» **ABOUT THIS EXERCISE**: Return only those lines of the material that contain "Polski".

___ ENTRIES SHOWN

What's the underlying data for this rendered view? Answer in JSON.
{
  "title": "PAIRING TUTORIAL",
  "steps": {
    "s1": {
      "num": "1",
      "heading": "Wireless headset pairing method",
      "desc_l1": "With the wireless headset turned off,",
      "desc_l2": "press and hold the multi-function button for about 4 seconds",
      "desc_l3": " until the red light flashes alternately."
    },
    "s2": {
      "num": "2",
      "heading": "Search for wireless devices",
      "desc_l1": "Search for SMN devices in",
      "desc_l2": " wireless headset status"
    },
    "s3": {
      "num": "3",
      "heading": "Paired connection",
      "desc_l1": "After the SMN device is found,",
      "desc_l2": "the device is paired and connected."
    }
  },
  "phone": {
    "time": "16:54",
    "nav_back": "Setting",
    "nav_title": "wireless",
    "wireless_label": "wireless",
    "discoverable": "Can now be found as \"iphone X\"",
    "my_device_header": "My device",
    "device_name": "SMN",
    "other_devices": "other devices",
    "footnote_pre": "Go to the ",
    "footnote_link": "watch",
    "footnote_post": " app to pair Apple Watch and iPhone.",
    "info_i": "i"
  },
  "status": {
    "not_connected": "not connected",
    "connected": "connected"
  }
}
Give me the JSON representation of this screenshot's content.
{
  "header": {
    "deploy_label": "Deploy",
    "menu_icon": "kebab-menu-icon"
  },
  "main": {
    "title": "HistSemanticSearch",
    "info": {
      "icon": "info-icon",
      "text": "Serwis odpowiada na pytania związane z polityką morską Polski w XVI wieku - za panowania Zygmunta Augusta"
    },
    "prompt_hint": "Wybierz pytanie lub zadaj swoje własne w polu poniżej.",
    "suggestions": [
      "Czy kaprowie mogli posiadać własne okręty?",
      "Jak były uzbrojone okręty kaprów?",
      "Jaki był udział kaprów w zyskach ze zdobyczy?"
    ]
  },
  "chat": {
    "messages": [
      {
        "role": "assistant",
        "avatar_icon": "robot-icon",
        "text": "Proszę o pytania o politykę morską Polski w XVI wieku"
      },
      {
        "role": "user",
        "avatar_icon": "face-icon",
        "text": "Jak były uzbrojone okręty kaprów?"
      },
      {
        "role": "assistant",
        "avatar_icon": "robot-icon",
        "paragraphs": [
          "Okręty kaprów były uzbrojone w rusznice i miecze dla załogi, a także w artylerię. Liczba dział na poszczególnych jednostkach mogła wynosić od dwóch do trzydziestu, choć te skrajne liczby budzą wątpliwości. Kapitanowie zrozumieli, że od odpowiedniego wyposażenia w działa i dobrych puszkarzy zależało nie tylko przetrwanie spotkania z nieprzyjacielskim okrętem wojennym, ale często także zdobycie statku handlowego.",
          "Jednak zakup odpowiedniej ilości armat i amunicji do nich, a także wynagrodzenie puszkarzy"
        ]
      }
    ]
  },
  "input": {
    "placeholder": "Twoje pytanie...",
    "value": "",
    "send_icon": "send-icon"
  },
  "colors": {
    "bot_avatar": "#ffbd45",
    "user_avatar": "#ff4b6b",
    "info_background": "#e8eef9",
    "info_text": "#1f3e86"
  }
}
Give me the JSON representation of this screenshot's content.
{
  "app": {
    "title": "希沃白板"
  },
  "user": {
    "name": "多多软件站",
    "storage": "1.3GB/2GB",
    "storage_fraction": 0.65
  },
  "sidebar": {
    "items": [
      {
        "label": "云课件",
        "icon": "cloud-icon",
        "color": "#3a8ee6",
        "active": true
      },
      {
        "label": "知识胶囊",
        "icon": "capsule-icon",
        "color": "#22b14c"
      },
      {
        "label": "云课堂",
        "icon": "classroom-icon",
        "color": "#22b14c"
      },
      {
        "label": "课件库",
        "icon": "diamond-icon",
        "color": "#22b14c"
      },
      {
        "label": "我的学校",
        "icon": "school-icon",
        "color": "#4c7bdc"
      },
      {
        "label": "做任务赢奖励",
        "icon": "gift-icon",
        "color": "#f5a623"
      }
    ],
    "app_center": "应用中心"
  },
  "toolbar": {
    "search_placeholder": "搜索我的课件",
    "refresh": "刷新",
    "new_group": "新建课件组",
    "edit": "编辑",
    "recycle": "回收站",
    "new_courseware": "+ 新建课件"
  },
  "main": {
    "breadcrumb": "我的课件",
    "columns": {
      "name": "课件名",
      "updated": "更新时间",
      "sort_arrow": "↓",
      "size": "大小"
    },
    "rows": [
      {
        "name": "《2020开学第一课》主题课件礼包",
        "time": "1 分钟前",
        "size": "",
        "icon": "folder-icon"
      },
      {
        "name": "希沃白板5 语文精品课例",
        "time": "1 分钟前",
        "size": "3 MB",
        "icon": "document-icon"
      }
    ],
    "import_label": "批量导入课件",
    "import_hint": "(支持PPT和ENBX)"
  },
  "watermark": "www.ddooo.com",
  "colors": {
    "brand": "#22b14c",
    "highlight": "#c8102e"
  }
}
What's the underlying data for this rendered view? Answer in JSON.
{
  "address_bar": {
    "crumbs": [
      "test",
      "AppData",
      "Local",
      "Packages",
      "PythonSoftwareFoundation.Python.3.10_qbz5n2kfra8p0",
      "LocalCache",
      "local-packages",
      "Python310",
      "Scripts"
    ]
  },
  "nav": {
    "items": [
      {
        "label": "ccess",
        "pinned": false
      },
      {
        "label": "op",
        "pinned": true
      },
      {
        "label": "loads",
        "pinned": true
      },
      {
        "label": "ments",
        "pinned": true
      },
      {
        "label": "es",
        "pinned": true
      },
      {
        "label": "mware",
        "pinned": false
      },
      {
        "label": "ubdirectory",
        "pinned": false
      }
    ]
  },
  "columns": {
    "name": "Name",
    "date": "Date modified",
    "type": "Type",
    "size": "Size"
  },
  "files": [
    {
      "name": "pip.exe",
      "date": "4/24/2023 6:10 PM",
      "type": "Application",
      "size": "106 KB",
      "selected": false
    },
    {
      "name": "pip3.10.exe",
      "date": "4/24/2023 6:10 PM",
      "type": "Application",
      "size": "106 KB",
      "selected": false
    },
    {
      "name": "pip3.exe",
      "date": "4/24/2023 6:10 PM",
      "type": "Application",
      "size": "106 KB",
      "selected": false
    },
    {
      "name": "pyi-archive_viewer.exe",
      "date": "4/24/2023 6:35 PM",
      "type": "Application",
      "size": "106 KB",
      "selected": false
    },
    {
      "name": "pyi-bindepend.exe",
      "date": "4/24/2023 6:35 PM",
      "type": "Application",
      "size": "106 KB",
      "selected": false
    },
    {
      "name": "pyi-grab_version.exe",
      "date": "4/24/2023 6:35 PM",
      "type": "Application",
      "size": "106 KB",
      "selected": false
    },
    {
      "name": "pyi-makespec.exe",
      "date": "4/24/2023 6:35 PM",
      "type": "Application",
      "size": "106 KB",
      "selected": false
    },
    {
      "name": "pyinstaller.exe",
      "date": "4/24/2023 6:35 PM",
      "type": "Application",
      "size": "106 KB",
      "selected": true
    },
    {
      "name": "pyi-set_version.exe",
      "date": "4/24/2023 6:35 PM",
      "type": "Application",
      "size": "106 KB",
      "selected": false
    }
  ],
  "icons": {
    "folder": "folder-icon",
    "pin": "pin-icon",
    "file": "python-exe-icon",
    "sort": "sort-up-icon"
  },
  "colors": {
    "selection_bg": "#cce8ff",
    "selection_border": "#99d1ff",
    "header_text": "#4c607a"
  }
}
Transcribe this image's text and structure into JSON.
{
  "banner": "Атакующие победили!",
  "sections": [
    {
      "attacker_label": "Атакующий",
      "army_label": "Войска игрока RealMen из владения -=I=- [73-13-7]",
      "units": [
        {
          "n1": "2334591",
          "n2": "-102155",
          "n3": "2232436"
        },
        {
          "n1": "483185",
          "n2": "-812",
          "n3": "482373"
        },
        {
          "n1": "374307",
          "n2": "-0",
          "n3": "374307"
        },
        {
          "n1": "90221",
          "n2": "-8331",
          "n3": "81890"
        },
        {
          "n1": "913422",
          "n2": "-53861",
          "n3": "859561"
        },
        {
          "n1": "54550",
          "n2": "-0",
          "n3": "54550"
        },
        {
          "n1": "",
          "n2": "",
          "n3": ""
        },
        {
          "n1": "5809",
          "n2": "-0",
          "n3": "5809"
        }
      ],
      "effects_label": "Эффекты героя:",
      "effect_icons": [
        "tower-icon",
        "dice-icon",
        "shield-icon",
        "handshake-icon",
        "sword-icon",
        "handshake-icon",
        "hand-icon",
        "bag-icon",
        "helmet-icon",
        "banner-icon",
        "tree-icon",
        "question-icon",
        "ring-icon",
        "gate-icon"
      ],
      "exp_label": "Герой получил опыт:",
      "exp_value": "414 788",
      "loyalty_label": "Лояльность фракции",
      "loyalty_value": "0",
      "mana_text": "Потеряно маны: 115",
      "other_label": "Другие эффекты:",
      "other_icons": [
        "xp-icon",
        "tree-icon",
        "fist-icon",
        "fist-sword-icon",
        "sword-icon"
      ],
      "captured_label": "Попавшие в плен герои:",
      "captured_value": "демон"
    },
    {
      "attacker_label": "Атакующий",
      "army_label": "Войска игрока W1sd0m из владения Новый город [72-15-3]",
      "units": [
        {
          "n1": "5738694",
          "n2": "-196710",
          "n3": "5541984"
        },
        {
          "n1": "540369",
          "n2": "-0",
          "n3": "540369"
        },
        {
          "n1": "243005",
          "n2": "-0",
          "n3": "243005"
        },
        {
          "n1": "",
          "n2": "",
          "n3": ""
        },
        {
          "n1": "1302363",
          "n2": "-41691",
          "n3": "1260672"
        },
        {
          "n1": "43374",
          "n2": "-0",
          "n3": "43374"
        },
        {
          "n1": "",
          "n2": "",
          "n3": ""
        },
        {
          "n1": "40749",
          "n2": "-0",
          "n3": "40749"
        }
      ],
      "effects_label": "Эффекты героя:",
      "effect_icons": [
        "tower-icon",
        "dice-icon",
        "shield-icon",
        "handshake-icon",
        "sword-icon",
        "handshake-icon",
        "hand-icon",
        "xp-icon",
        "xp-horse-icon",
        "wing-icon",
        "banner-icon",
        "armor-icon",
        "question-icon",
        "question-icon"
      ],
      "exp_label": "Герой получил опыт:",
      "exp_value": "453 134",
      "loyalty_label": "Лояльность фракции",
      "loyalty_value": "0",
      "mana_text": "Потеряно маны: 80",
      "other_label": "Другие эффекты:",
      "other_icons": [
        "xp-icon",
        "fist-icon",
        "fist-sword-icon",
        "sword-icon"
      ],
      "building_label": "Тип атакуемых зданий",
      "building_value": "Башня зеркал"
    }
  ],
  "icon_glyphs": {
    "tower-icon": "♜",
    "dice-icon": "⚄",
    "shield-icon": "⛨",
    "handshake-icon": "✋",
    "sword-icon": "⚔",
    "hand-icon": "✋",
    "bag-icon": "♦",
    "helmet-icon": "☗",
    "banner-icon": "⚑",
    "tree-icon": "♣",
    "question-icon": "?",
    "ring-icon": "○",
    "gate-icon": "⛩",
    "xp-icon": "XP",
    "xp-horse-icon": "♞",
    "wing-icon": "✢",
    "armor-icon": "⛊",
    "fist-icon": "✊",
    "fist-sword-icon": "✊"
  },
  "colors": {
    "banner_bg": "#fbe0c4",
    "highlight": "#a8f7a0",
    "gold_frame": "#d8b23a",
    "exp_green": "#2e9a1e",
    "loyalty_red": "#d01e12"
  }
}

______

» **ANSWER BOX**:
      "text": "Serwis odpowiada na pytania związane z polityką morską Polski w XVI wieku - za panowania Zygmunta Augusta"
        "text": "Proszę o pytania o politykę morską Polski w XVI wieku"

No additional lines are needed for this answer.